--- PROVIDED RECORDS Enclosed Below ---

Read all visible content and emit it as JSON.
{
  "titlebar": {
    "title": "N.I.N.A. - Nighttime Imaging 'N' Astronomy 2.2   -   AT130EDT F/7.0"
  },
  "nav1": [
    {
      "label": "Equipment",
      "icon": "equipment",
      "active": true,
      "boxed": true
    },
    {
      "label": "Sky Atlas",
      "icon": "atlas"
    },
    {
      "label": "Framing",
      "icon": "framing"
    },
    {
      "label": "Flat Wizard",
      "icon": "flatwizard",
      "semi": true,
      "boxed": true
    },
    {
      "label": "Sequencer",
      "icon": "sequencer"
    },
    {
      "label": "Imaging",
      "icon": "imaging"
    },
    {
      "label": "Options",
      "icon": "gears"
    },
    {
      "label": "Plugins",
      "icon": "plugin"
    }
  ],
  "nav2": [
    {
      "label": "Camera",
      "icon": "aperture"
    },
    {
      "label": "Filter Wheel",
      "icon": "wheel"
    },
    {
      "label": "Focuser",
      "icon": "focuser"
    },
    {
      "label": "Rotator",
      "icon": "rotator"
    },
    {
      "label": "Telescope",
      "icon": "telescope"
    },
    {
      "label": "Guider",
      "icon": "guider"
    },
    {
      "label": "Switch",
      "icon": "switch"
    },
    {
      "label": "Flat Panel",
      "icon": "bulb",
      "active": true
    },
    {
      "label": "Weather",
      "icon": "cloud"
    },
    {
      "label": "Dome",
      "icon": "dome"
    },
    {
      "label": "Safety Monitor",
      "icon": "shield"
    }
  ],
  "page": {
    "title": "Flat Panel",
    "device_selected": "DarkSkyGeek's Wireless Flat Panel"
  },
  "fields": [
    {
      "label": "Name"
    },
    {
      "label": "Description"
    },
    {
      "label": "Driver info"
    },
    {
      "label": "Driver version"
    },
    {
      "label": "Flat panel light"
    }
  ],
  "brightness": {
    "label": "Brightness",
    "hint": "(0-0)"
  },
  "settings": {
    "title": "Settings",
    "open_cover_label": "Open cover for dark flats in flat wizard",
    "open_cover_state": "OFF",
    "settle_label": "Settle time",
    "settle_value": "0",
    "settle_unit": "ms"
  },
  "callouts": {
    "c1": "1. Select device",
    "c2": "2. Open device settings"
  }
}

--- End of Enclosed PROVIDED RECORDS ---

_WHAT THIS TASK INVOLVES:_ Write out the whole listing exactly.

_TASK RESPONSE:_
Read all visible content and emit it as JSON.
{
  "titlebar": {
    "title": "N.I.N.A. - Nighttime Imaging 'N' Astronomy 2.2   -   AT130EDT F/7.0"
  },
  "nav1": [
    {
      "label": "Equipment",
      "icon": "equipment",
      "active": true,
      "boxed": true
    },
    {
      "label": "Sky Atlas",
      "icon": "atlas"
    },
    {
      "label": "Framing",
      "icon": "framing"
    },
    {
      "label": "Flat Wizard",
      "icon": "flatwizard",
      "semi": true,
      "boxed": true
    },
    {
      "label": "Sequencer",
      "icon": "sequencer"
    },
    {
      "label": "Imaging",
      "icon": "imaging"
    },
    {
      "label": "Options",
      "icon": "gears"
    },
    {
      "label": "Plugins",
      "icon": "plugin"
    }
  ],
  "nav2": [
    {
      "label": "Camera",
      "icon": "aperture"
    },
    {
      "label": "Filter Wheel",
      "icon": "wheel"
    },
    {
      "label": "Focuser",
      "icon": "focuser"
    },
    {
      "label": "Rotator",
      "icon": "rotator"
    },
    {
      "label": "Telescope",
      "icon": "telescope"
    },
    {
      "label": "Guider",
      "icon": "guider"
    },
    {
      "label": "Switch",
      "icon": "switch"
    },
    {
      "label": "Flat Panel",
      "icon": "bulb",
      "active": true
    },
    {
      "label": "Weather",
      "icon": "cloud"
    },
    {
      "label": "Dome",
      "icon": "dome"
    },
    {
      "label": "Safety Monitor",
      "icon": "shield"
    }
  ],
  "page": {
    "title": "Flat Panel",
    "device_selected": "DarkSkyGeek's Wireless Flat Panel"
  },
  "fields": [
    {
      "label": "Name"
    },
    {
      "label": "Description"
    },
    {
      "label": "Driver info"
    },
    {
      "label": "Driver version"
    },
    {
      "label": "Flat panel light"
    }
  ],
  "brightness": {
    "label": "Brightness",
    "hint": "(0-0)"
  },
  "settings": {
    "title": "Settings",
    "open_cover_label": "Open cover for dark flats in flat wizard",
    "open_cover_state": "OFF",
    "settle_label": "Settle time",
    "settle_value": "0",
    "settle_unit": "ms"
  },
  "callouts": {
    "c1": "1. Select device",
    "c2": "2. Open device settings"
  }
}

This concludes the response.